▶ [Task instructions]: Would you restate all of the entries verbatim, minus any images?
##### Task material #####
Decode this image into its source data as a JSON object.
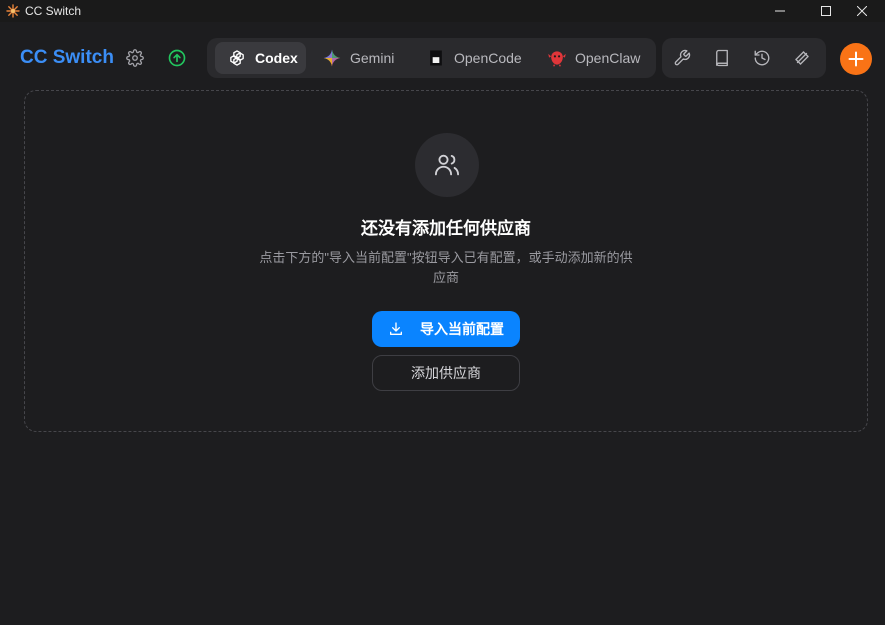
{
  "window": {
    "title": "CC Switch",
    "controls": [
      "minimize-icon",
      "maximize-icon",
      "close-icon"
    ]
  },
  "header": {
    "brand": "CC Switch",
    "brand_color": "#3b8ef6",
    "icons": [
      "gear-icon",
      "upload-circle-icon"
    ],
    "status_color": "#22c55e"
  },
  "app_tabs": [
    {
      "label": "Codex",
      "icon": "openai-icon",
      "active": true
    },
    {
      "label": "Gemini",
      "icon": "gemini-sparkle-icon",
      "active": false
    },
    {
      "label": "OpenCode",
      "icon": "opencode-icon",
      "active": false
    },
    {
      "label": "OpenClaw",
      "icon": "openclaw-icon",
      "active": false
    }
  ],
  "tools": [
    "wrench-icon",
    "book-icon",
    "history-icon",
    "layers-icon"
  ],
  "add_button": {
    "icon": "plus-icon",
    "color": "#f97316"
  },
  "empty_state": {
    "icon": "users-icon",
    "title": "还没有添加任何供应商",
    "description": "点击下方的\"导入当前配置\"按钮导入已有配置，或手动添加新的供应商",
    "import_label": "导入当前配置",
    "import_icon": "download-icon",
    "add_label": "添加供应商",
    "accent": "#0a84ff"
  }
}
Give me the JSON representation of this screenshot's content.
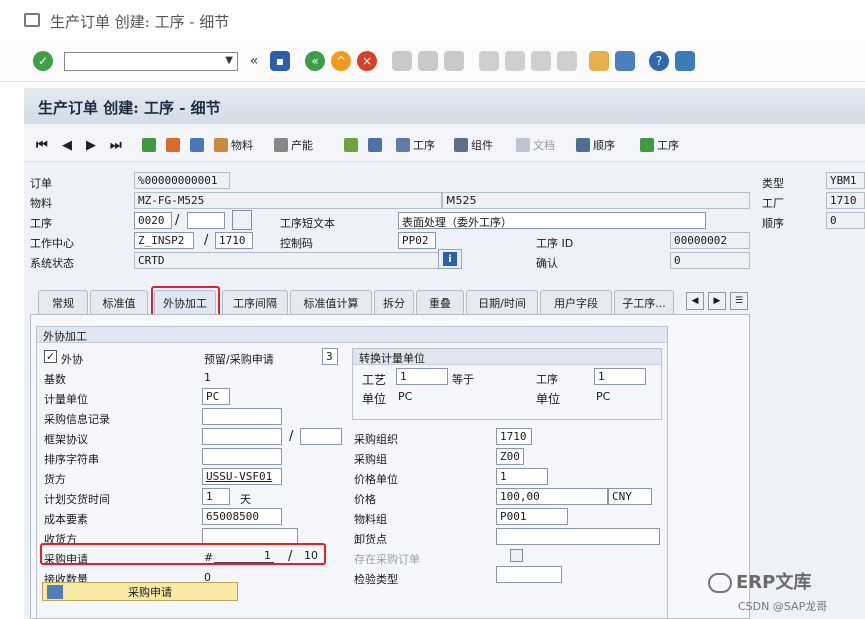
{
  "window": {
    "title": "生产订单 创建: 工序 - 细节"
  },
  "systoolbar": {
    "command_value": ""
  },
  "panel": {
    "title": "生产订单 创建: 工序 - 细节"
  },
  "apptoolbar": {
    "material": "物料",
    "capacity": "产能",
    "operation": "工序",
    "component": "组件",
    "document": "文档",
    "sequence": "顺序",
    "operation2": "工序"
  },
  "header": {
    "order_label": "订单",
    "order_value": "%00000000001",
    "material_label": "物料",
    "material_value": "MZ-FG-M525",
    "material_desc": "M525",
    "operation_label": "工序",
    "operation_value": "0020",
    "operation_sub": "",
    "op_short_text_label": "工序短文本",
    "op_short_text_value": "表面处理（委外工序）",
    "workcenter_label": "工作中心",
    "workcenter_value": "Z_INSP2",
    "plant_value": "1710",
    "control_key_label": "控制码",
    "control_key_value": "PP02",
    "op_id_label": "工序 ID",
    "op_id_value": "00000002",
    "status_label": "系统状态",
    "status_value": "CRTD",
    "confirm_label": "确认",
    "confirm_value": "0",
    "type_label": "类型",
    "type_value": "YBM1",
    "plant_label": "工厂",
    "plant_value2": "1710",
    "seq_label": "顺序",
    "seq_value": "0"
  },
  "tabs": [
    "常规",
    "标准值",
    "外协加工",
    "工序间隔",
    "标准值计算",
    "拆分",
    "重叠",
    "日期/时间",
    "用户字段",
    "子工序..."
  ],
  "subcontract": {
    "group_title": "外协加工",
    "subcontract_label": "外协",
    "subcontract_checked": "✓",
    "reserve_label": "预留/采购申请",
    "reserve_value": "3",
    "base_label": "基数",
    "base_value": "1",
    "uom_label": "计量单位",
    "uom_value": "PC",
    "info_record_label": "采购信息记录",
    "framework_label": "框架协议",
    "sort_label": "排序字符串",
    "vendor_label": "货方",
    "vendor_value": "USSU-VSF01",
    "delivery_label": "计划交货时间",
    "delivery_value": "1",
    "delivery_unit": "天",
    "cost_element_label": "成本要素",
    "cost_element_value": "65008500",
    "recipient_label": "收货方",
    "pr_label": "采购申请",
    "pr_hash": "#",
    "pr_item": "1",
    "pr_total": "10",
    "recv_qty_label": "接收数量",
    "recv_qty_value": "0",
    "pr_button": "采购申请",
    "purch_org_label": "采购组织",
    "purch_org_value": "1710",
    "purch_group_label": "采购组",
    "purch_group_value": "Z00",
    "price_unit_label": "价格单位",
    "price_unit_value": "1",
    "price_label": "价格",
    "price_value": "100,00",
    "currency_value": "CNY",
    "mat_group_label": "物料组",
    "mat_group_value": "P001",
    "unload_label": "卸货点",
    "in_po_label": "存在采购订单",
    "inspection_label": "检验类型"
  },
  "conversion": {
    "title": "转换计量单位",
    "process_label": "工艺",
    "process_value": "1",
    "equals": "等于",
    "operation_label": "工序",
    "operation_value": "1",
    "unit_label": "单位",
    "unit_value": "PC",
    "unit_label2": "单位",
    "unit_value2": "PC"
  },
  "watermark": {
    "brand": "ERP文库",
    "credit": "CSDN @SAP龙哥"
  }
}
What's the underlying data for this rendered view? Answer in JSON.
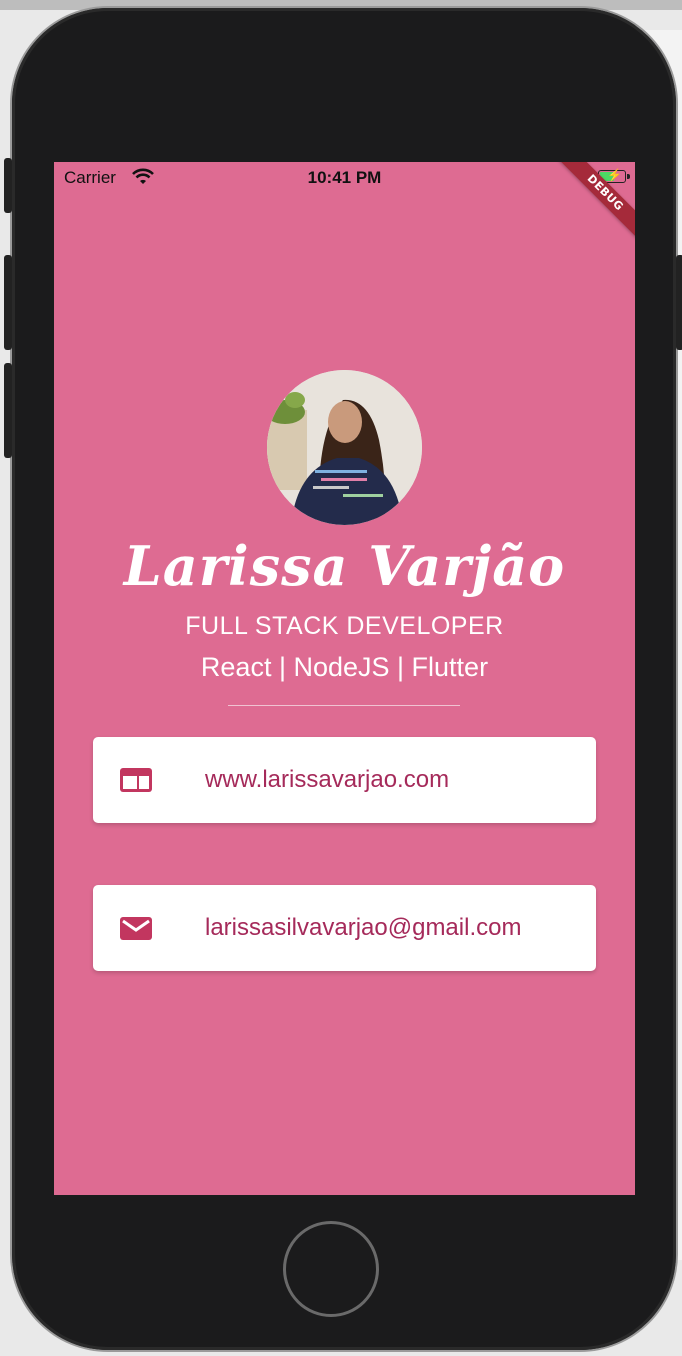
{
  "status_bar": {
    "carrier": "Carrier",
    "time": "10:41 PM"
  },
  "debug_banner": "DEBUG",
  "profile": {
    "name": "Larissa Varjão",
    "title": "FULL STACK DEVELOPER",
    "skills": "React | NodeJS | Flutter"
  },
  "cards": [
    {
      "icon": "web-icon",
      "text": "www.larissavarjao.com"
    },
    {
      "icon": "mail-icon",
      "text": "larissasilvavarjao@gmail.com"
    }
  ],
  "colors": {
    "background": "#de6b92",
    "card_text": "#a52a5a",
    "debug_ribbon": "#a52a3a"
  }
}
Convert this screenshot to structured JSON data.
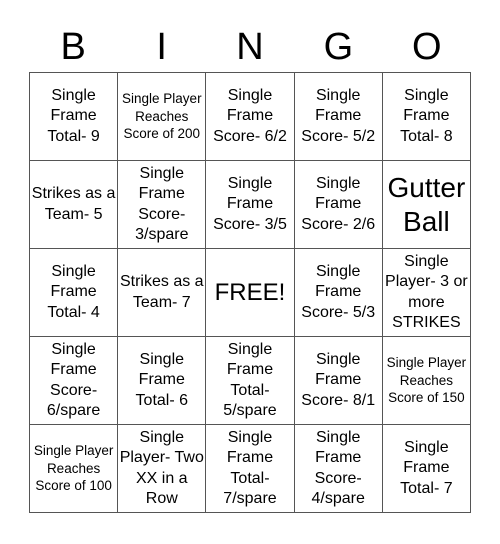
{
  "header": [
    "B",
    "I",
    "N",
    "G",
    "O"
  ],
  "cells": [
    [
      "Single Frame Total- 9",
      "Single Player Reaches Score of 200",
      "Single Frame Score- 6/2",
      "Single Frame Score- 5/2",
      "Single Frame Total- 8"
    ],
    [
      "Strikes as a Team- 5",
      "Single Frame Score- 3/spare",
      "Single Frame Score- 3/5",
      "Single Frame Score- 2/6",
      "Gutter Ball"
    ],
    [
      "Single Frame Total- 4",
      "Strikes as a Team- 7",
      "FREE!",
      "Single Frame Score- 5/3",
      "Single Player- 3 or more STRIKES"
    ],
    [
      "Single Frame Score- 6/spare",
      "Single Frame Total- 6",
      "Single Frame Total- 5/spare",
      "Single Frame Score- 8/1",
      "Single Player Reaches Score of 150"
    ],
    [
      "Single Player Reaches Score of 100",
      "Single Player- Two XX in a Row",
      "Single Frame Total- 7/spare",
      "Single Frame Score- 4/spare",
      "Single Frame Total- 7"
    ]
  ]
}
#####
▶ [Result of this exercise]:
Decode this image into its source data as a JSON object.
{
  "window": {
    "title": "CC Switch",
    "controls": [
      "minimize-icon",
      "maximize-icon",
      "close-icon"
    ]
  },
  "header": {
    "brand": "CC Switch",
    "brand_color": "#3b8ef6",
    "icons": [
      "gear-icon",
      "upload-circle-icon"
    ],
    "status_color": "#22c55e"
  },
  "app_tabs": [
    {
      "label": "Codex",
      "icon": "openai-icon",
      "active": true
    },
    {
      "label": "Gemini",
      "icon": "gemini-sparkle-icon",
      "active": false
    },
    {
      "label": "OpenCode",
      "icon": "opencode-icon",
      "active": false
    },
    {
      "label": "OpenClaw",
      "icon": "openclaw-icon",
      "active": false
    }
  ],
  "tools": [
    "wrench-icon",
    "book-icon",
    "history-icon",
    "layers-icon"
  ],
  "add_button": {
    "icon": "plus-icon",
    "color": "#f97316"
  },
  "empty_state": {
    "icon": "users-icon",
    "title": "还没有添加任何供应商",
    "description": "点击下方的\"导入当前配置\"按钮导入已有配置，或手动添加新的供应商",
    "import_label": "导入当前配置",
    "import_icon": "download-icon",
    "add_label": "添加供应商",
    "accent": "#0a84ff"
  }
}
Give me the JSON representation of this screenshot's content.
{
  "window": {
    "title": "生产订单 创建: 工序 - 细节"
  },
  "systoolbar": {
    "command_value": ""
  },
  "panel": {
    "title": "生产订单 创建: 工序 - 细节"
  },
  "apptoolbar": {
    "material": "物料",
    "capacity": "产能",
    "operation": "工序",
    "component": "组件",
    "document": "文档",
    "sequence": "顺序",
    "operation2": "工序"
  },
  "header": {
    "order_label": "订单",
    "order_value": "%00000000001",
    "material_label": "物料",
    "material_value": "MZ-FG-M525",
    "material_desc": "M525",
    "operation_label": "工序",
    "operation_value": "0020",
    "operation_sub": "",
    "op_short_text_label": "工序短文本",
    "op_short_text_value": "表面处理（委外工序）",
    "workcenter_label": "工作中心",
    "workcenter_value": "Z_INSP2",
    "plant_value": "1710",
    "control_key_label": "控制码",
    "control_key_value": "PP02",
    "op_id_label": "工序 ID",
    "op_id_value": "00000002",
    "status_label": "系统状态",
    "status_value": "CRTD",
    "confirm_label": "确认",
    "confirm_value": "0",
    "type_label": "类型",
    "type_value": "YBM1",
    "plant_label": "工厂",
    "plant_value2": "1710",
    "seq_label": "顺序",
    "seq_value": "0"
  },
  "tabs": [
    "常规",
    "标准值",
    "外协加工",
    "工序间隔",
    "标准值计算",
    "拆分",
    "重叠",
    "日期/时间",
    "用户字段",
    "子工序..."
  ],
  "subcontract": {
    "group_title": "外协加工",
    "subcontract_label": "外协",
    "subcontract_checked": "✓",
    "reserve_label": "预留/采购申请",
    "reserve_value": "3",
    "base_label": "基数",
    "base_value": "1",
    "uom_label": "计量单位",
    "uom_value": "PC",
    "info_record_label": "采购信息记录",
    "framework_label": "框架协议",
    "sort_label": "排序字符串",
    "vendor_label": "货方",
    "vendor_value": "USSU-VSF01",
    "delivery_label": "计划交货时间",
    "delivery_value": "1",
    "delivery_unit": "天",
    "cost_element_label": "成本要素",
    "cost_element_value": "65008500",
    "recipient_label": "收货方",
    "pr_label": "采购申请",
    "pr_hash": "#",
    "pr_item": "1",
    "pr_total": "10",
    "recv_qty_label": "接收数量",
    "recv_qty_value": "0",
    "pr_button": "采购申请",
    "purch_org_label": "采购组织",
    "purch_org_value": "1710",
    "purch_group_label": "采购组",
    "purch_group_value": "Z00",
    "price_unit_label": "价格单位",
    "price_unit_value": "1",
    "price_label": "价格",
    "price_value": "100,00",
    "currency_value": "CNY",
    "mat_group_label": "物料组",
    "mat_group_value": "P001",
    "unload_label": "卸货点",
    "in_po_label": "存在采购订单",
    "inspection_label": "检验类型"
  },
  "conversion": {
    "title": "转换计量单位",
    "process_label": "工艺",
    "process_value": "1",
    "equals": "等于",
    "operation_label": "工序",
    "operation_value": "1",
    "unit_label": "单位",
    "unit_value": "PC",
    "unit_label2": "单位",
    "unit_value2": "PC"
  },
  "watermark": {
    "brand": "ERP文库",
    "credit": "CSDN @SAP龙哥"
  }
}
What's the underlying data for this rendered view? Answer in JSON.
{
  "status_bar": {
    "carrier": "Carrier",
    "time": "10:41 PM"
  },
  "debug_banner": "DEBUG",
  "profile": {
    "name": "Larissa Varjão",
    "title": "FULL STACK DEVELOPER",
    "skills": "React | NodeJS | Flutter"
  },
  "cards": [
    {
      "icon": "web-icon",
      "text": "www.larissavarjao.com"
    },
    {
      "icon": "mail-icon",
      "text": "larissasilvavarjao@gmail.com"
    }
  ],
  "colors": {
    "background": "#de6b92",
    "card_text": "#a52a5a",
    "debug_ribbon": "#a52a3a"
  }
}
Convert this screenshot to structured JSON data.
{
  "header": [
    "B",
    "I",
    "N",
    "G",
    "O"
  ],
  "cells": [
    [
      "Single Frame Total- 9",
      "Single Player Reaches Score of 200",
      "Single Frame Score- 6/2",
      "Single Frame Score- 5/2",
      "Single Frame Total- 8"
    ],
    [
      "Strikes as a Team- 5",
      "Single Frame Score- 3/spare",
      "Single Frame Score- 3/5",
      "Single Frame Score- 2/6",
      "Gutter Ball"
    ],
    [
      "Single Frame Total- 4",
      "Strikes as a Team- 7",
      "FREE!",
      "Single Frame Score- 5/3",
      "Single Player- 3 or more STRIKES"
    ],
    [
      "Single Frame Score- 6/spare",
      "Single Frame Total- 6",
      "Single Frame Total- 5/spare",
      "Single Frame Score- 8/1",
      "Single Player Reaches Score of 150"
    ],
    [
      "Single Player Reaches Score of 100",
      "Single Player- Two XX in a Row",
      "Single Frame Total- 7/spare",
      "Single Frame Score- 4/spare",
      "Single Frame Total- 7"
    ]
  ]
}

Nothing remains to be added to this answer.